This is a huge recipe (makes ~60-72 pierogies!), adapted from Leanne Brown’s Good and Cheap cookbook. It’s a fun cooking activity to do with your family or friends. It takes time and effort, but the results are worth it. You can serve them fresh for dinner and throw the rest in bag or two for the freezer. Serve with some green beans, leafy greens, or your favorite vegetable.



  • 4½ cups all-purpose flour, or whole wheat flour
  • 2 tsp salt
  • 2 cups yogurt or sour cream
  • 2 eggs
  • 1 tbsp water, as needed


  • 5 Russet potatoes, roughly cubed
  • 1½ cups sharp cheddar, shredded
  • salt and pepper
  • dill (optional)
  • 2 tbsp scallions, chopped (optional)
  • 4 cloves roasted garlic, minced (optional)

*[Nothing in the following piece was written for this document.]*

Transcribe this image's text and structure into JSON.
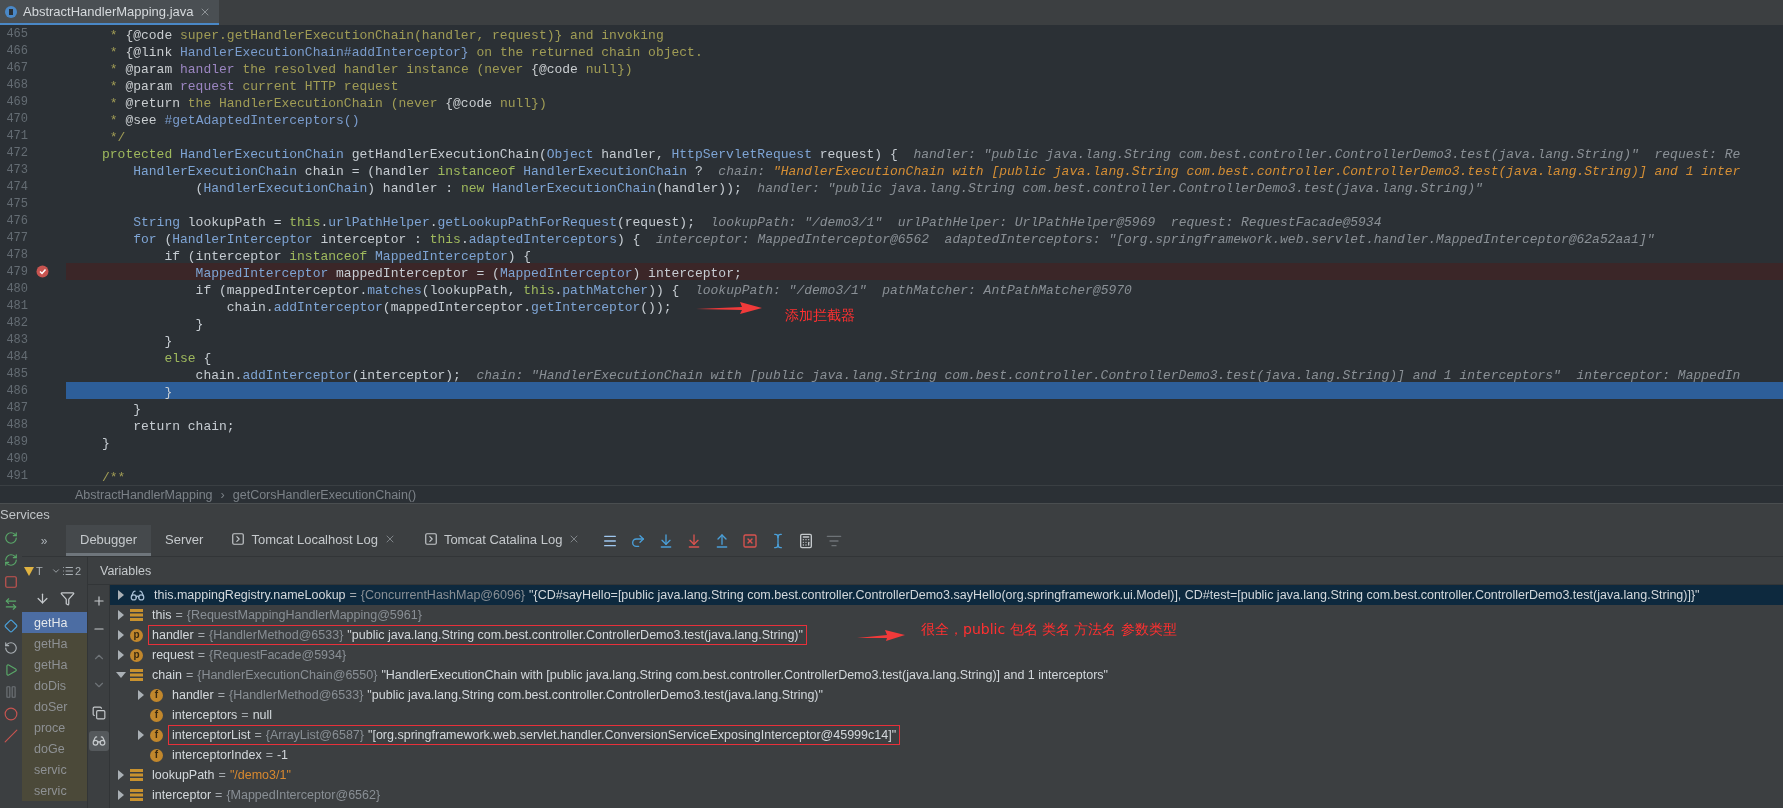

In a large bowl, mix the flour and salt. Pour in the yogurt, eggs, and a tablespoon of water. Mix it slowly and carefully. The dough will be quite sticky. Cover it with a towel or plastic wrap while you make the filling.

Put the chopped potatoes in a pot and cover with water, then add a bit of salt. Cover with a lid and bring to a boil over medium-high heat before removing the lid. Let the potatoes cook until tender, about 20 minutes. Test them with a fork: if it goes through easily, they’re done. Drain the potatoes and add shredded cheese, salt, pepper, and any additions you might enjoy. You should play around with some of your favorite things—there aren’t many flavors that don’t work in potatoes! Next, mash the potatoes with an electric mixer or just two forks.

Once the filling is ready, gather some friends because shaping takes some time! Flour your countertop liberally. Split the dough in half. Keep one half covered, but place the other half on the floured surface. Use a rolling pin to flatten the dough, about ¼” thick. Punch out as many 3” to 4” dough circles as possible, using a round cookie cutter or a drinking glass. Squish the scraps into the remaining covered half of the dough. Drop about a tablespoon of filling in the center of one circle of dough. Fold the dough over the filling and press the edges to create a dumpling. The stickiness should ensure a tight seal. Lay the dumpling on a floured surface and use a fork to squish the edges together.

Repeat until you run out of circles, then repeat everything with the remaining dough. Once you have all your perogies formed, boil a pot of water and add about 12 perogies. Let them cook until they rise to the top, about 1 minute. Pull out the boiled perogies with a spoon, then repeat with the remainder in the same pot of water.

If you’re planning to freeze some of the pierogies, let them cool down and then put them in freezer bags with the air squeezed out. I usually do 12 to a bag, but you can portion them out in whatever way suits you. They will keep for at least 6 months in the freezer. You can eat the pierogies just boiled, but you can fry them afterwards.

To fry: Melt a tablespoon of butter in a pan on medium heat, then fry up as many pierogies as you want. (Six per person is plenty.) Flip them every few minutes until they’re browned on all sides. Serve with scallions and a dollop of sour cream with some vegetables of your choice.